Piggyback loans
Which could be financed in the Netherlands before the crisis still 125% of the value of the property that was not common in America. In order to provide mortgages to prospective buyers who did not have their own resources to finance additional expenses, was next to the main loan that met all legal standards, a second loan which the additional costs could be paid. Because this second loan fell outside the standards for this was often considered a much higher interest rate than the loan principal.
Subprime mortgages
The name "subprime" refers to consumers who had a lower credit rating than the credit rating that was required to take out a mortgage. These were consumers who for example had recently gone bankrupt or had only one variable income. They could also creativity of banks still buy a house.
Ninja mortgage
Ninja stands for "No Income, No Job, No Assets" or consumers who have no income, no job and have no power. Even those consumers could still get a mortgage because the value of houses rose so quickly that the property upon default anyway would bring in enough to repay the mortgage note.
The easing of credit standards and the low starting interest rates that banks wielded led to a new audience of consumers who first had insufficient income to take out a mortgage, but now without difficulty a house with high mortgage debt could finance. The measures had a significant increase in demand for homes, which may cause housing prices, as a result of the operation of supply and demand, began to increase. Rising house prices increased in turn the demand for houses, which were increasingly regarded as investment by the increase. The assumption was that a house would always recoup the investment because the price still increased annually.

The reversal

Rising demand, and thus housing prices, which rose each year, eventually stagnated. Cause was the interest began to increase, partly because of rate hikes by the government and by the banks, which had begun with low access rates, but after the expiry of the new contract rates, and higher interest rates introduced. In addition, house prices were now so high that buying a house was almost priceless. The result was a drop in demand for housing and increase the supply of homes because homeowners could not pay their "new" mortgage rates. This development led to a decrease in housing prices, and by the increased forced sales remained many homeowners with negative equity behind. Because the number of foreclosures and the remaining debt, often by banks had to be written off as a loss, became the first mortgage banks in financial trouble.

Impact on Europe

In Europe, several countries have been hit hard by similar developments. In Ireland and England, prices fell in 2008 by 10% to 15% over the previous year. Also in the Netherlands stagnated prices rise in 2008, after which a few years to decline. In addition, Europe has been indirectly affected by the downturn in the US housing market through the securitization phenomenon. US banks sold their mortgages in packets to other financial institutions, this to make yourself free cash for other investments. European banks were bought these packages in the crisis in trouble because of the increased number of defaulters in these packages.

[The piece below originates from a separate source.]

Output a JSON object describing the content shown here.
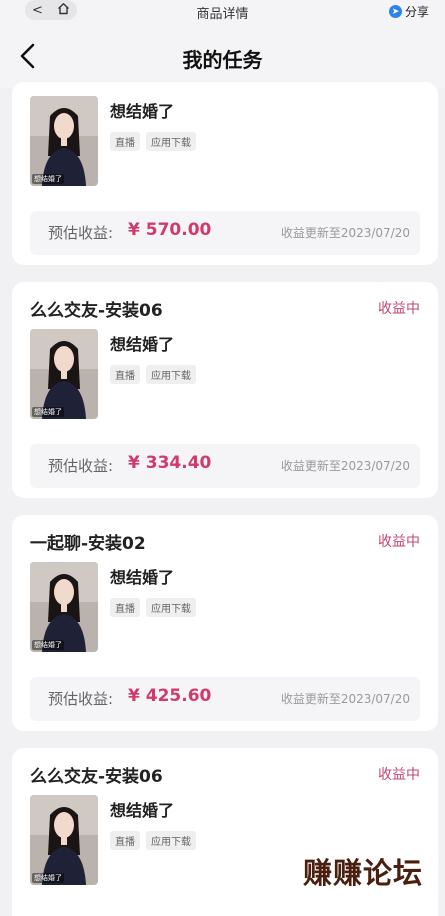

The inheritance

Ultimately, the financial crisis has left deep scars in the economy, in particular the housing market. Thus, in the Netherlands, house prices fell by about 10%, the number of homes sold decreased by approximately 40% compared to 2007 and there is less employment in the construction industry. The Dutch government has been hit hard by the decline in revenues and increased spending. Worldwide, some mortgage banks went bankrupt and in the Netherlands and several other countries, a number of major banks narrowly saved from bankruptcy by the application of State aid. Eventually, there are several changes introduced in the regulations for mortgage lending, making it difficult for consumers to get a mortgage. There are also pension evaporate who see their power by buying packages of mortgages and many consumers have lost their savings they had outstanding with banks that have gone bankrupt.

read more

  • The credit crisis: the government measures
  • The concept of securitization